Public awareness of the potential for healthcare to actually be the source of harm to patients through exposure to infectious agents, unintended error or known side effects of hazardous treatments has spawned a highly visible "patient safety" movement. Less visible, however, is the risk this same environment and these same hazards impose on the health of the women and men who work there. Although often thought of as clean and safe, workplaces in the Healthcare and Social Assistance (HCSA) sector are associated with many of the same types of exposures to chemicals and hazards found in "blue collar" industrial settings. The HCSA sector is burdened by the historical and entrenched belief that patient care issues supersede the personal safety and health of workers and that it is acceptable for HCSA workers to have less than optimal protections against the risks of hazardous exposures or injuries. Because patients and providers share the healthcare environment, efforts to protect patients and providers can be complimentary, even synergistic, when pursued through a comprehensive, integrated approach. In order to address occupational safety and health issues of the nation, including those of the HCSA sector, the National Institute for Occupational Safety and Health (NIOSH) is working with a range of partners to develop an updated National Occupational Research Agenda (NORA). Each industrial sector is being ad¬dressed by a group of experts and stakeholders called a NORA sector council. This publication addresses the research needs of the occupational safety and health community within the Healthcare and Social Assistance (HCSA) industrial sector. This important industrial sector represents about 11% of the U.S. workforce-approximately 17.4 million workers in 2006-of which 80% are in healthcare. The HCSA sector contains 12 of the 20 fastest growing occupations, and the projected growth of this sector through 2014 exceeds that of any other industrial sector.
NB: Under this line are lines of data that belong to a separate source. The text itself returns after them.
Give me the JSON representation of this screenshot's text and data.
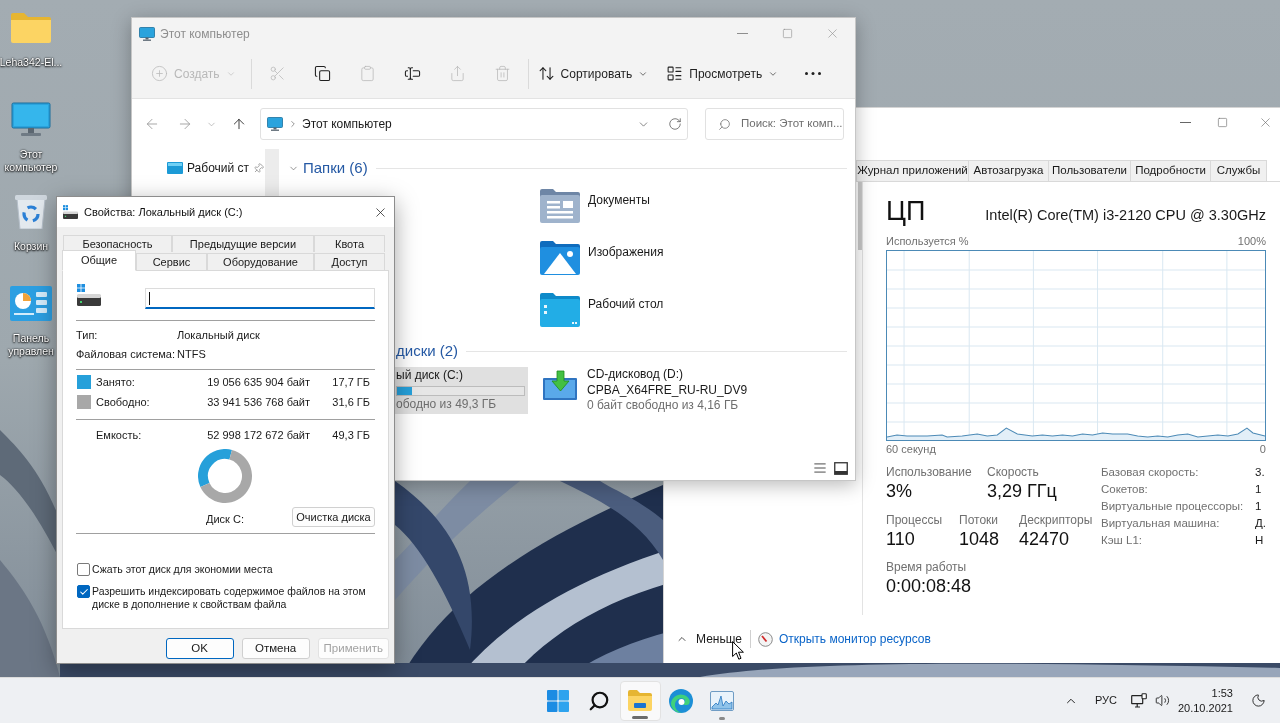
{
  "desktop": {
    "icons": [
      {
        "kind": "folder",
        "label": "Leha342-El..."
      },
      {
        "kind": "computer",
        "label": "Этот компьютер"
      },
      {
        "kind": "recycle-bin",
        "label": "Корзин"
      },
      {
        "kind": "control-panel",
        "label": "Панель управлен"
      }
    ]
  },
  "task_manager": {
    "tabs": [
      {
        "label": "Журнал приложений",
        "selected": false
      },
      {
        "label": "Автозагрузка",
        "selected": false
      },
      {
        "label": "Пользователи",
        "selected": false
      },
      {
        "label": "Подробности",
        "selected": false
      },
      {
        "label": "Службы",
        "selected": false
      }
    ],
    "cpu": {
      "title": "ЦП",
      "model": "Intel(R) Core(TM) i3-2120 CPU @ 3.30GHz",
      "graph_caption": "Используется %",
      "graph_max": "100%",
      "graph_span": "60 секунд",
      "graph_end": "0",
      "stats": [
        {
          "label": "Использование",
          "value": "3%"
        },
        {
          "label": "Скорость",
          "value": "3,29 ГГц"
        }
      ],
      "counts": [
        {
          "label": "Процессы",
          "value": "110"
        },
        {
          "label": "Потоки",
          "value": "1048"
        },
        {
          "label": "Дескрипторы",
          "value": "42470"
        }
      ],
      "uptime": {
        "label": "Время работы",
        "value": "0:00:08:48"
      },
      "details": [
        {
          "label": "Базовая скорость:",
          "value": "3."
        },
        {
          "label": "Сокетов:",
          "value": "1"
        },
        {
          "label": "Виртуальные процессоры:",
          "value": "1"
        },
        {
          "label": "Виртуальная машина:",
          "value": "Д."
        },
        {
          "label": "Кэш L1:",
          "value": "Н"
        }
      ]
    },
    "footer": {
      "toggle": "Меньше",
      "link": "Открыть монитор ресурсов"
    }
  },
  "explorer": {
    "title": "Этот компьютер",
    "active": false,
    "toolbar": [
      {
        "kind": "new",
        "label": "Создать",
        "disabled": true
      },
      {
        "kind": "cut",
        "disabled": true
      },
      {
        "kind": "copy",
        "disabled": false
      },
      {
        "kind": "paste",
        "disabled": true
      },
      {
        "kind": "rename",
        "disabled": false
      },
      {
        "kind": "share",
        "disabled": true
      },
      {
        "kind": "delete",
        "disabled": true
      },
      {
        "kind": "sort",
        "label": "Сортировать",
        "disabled": false
      },
      {
        "kind": "view",
        "label": "Просмотреть",
        "disabled": false
      },
      {
        "kind": "more",
        "disabled": false
      }
    ],
    "navigation": [
      {
        "kind": "back",
        "disabled": true
      },
      {
        "kind": "forward",
        "disabled": true
      },
      {
        "kind": "recent",
        "disabled": true
      },
      {
        "kind": "up",
        "disabled": false
      }
    ],
    "address": "Этот компьютер",
    "search": {
      "placeholder": "Поиск: Этот комп..."
    },
    "sidebar": {
      "items": [
        {
          "label": "Рабочий ст",
          "pinned": true
        }
      ]
    },
    "folders": {
      "title": "Папки (6)",
      "expanded": true,
      "items": [
        {
          "kind": "documents",
          "label": "Документы"
        },
        {
          "kind": "pictures",
          "label": "Изображения"
        },
        {
          "kind": "desktop",
          "label": "Рабочий стол"
        }
      ]
    },
    "drives": {
      "title": "диски (2)",
      "items": [
        {
          "kind": "local",
          "name": "ый диск (C:)",
          "level": 0.12,
          "free": "ободно из 49,3 ГБ",
          "selected": true
        },
        {
          "kind": "optical",
          "name": "CD-дисковод (D:)",
          "label": "CPBA_X64FRE_RU-RU_DV9",
          "free": "0 байт свободно из 4,16 ГБ",
          "selected": false
        }
      ]
    },
    "view_modes": [
      {
        "kind": "details"
      },
      {
        "kind": "tiles"
      }
    ]
  },
  "properties_dialog": {
    "title": "Свойства: Локальный диск (C:)",
    "active": true,
    "tab_rows": [
      [
        {
          "label": "Безопасность",
          "selected": false
        },
        {
          "label": "Предыдущие версии",
          "selected": false
        },
        {
          "label": "Квота",
          "selected": false
        }
      ],
      [
        {
          "label": "Общие",
          "selected": true
        },
        {
          "label": "Сервис",
          "selected": false
        },
        {
          "label": "Оборудование",
          "selected": false
        },
        {
          "label": "Доступ",
          "selected": false
        }
      ]
    ],
    "name_field": {
      "focused": true
    },
    "info": [
      {
        "label": "Тип:",
        "value": "Локальный диск"
      },
      {
        "label": "Файловая система:",
        "value": "NTFS"
      }
    ],
    "usage": [
      {
        "label": "Занято:",
        "bytes": "19 056 635 904 байт",
        "size": "17,7 ГБ",
        "color": "#26a0da"
      },
      {
        "label": "Свободно:",
        "bytes": "33 941 536 768 байт",
        "size": "31,6 ГБ",
        "color": "#a8a8a8"
      }
    ],
    "capacity": {
      "label": "Емкость:",
      "bytes": "52 998 172 672 байт",
      "size": "49,3 ГБ"
    },
    "chart_data": {
      "type": "donut",
      "values": [
        35.9,
        64.1
      ]
    },
    "disk_label": "Диск C:",
    "cleanup_button": "Очистка диска",
    "options": [
      {
        "label": "Сжать этот диск для экономии места",
        "checked": false
      },
      {
        "label": "Разрешить индексировать содержимое файлов на этом диске в дополнение к свойствам файла",
        "checked": true
      }
    ],
    "buttons": [
      {
        "label": "OK",
        "kind": "default",
        "disabled": false
      },
      {
        "label": "Отмена",
        "kind": "normal",
        "disabled": false
      },
      {
        "label": "Применить",
        "kind": "normal",
        "disabled": true
      }
    ]
  },
  "taskbar": {
    "apps": [
      {
        "kind": "start"
      },
      {
        "kind": "search"
      },
      {
        "kind": "explorer",
        "running": true,
        "active": true
      },
      {
        "kind": "edge",
        "running": false
      },
      {
        "kind": "task-manager",
        "running": true,
        "active": false
      }
    ],
    "tray": {
      "language": "РУС",
      "time": "1:53",
      "date": "20.10.2021"
    }
  }
}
Workers in the HCSA sector are exposed to a wide range of health and safety hazards including infectious, chemical, and physical agents; lifting and repetitive tasks (ergonomic hazards); stress (psychological hazards); workplace violence; and risks associated with suboptimal organization of work.
|Product dimensions:||8.50(w) x 11.00(h) x 0.55(d)|